Yes, you can get some Microsoft Office look-alike programs that do 50-80% of what Microsoft's versions do, but you don't get support for those (community support aside) without paying extra. You're not going to run a business on something with no support. When you add support in, it still costs less than Microsoft's Office, but its not nearly such a good deal any more.
Office isn't the only app at issue either... can you run Quickbooks on Linux? (I honestly haven't checked lately, but I'm guessing not.) Can you run your company's tightly-integrated Windows-based ERP system on Linux? The number of top-tier software companies that support Linux is expanding, but it's just not there yet.
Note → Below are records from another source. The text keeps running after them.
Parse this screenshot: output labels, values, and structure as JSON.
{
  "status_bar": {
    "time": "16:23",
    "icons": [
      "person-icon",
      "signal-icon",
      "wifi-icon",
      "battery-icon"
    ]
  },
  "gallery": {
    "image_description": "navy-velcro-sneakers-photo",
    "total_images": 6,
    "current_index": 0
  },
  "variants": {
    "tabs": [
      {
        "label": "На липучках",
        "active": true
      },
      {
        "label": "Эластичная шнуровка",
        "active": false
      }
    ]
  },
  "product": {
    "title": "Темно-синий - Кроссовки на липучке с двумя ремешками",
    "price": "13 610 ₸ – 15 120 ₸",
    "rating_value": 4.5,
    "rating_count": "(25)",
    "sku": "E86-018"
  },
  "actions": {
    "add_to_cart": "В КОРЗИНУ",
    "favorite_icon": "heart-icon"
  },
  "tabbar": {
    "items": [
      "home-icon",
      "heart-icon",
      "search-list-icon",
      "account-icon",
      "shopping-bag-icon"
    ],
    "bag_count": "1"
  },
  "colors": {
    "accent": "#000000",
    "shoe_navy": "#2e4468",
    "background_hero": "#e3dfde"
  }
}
Google Chromebooks... the technology is there but they fell flat on their face with the marketing. They have the same app problem Linux does too... there's only so much available for the Chromebook and there aren't enough cloud-based services to satisfy people (at least not yet).
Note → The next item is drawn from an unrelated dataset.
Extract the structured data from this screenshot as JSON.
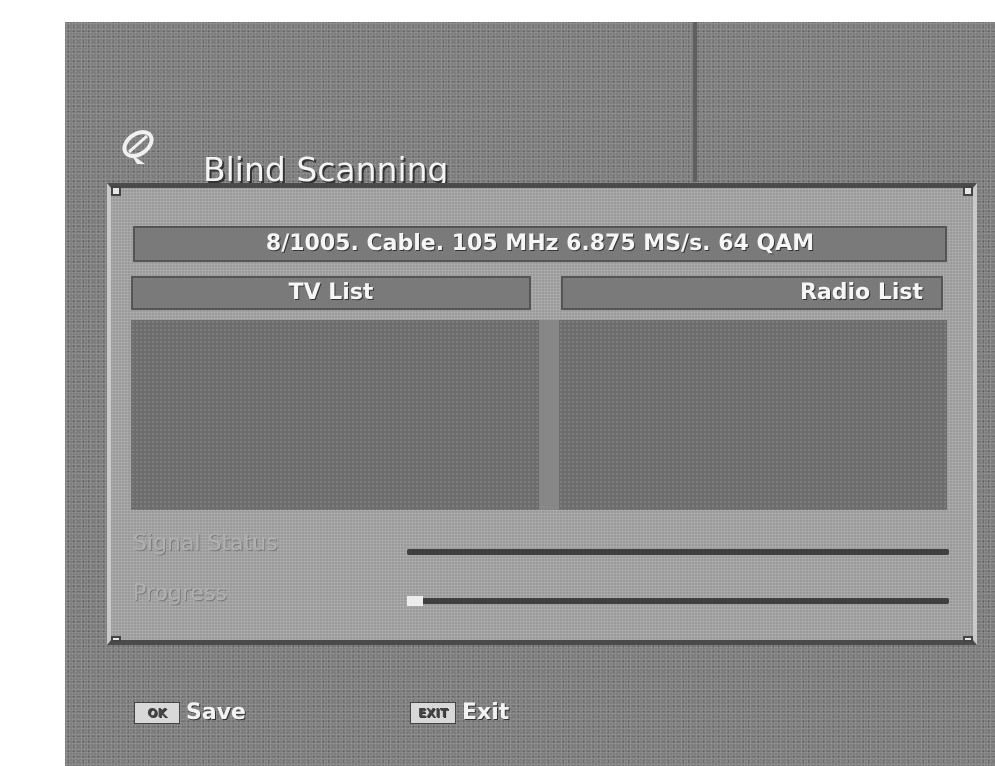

So, until Linux (and Google's Chromebooks) proves to people (especially businesses) that they are ready for the enterprise they'll remain what they are... cool toys for geeks like us.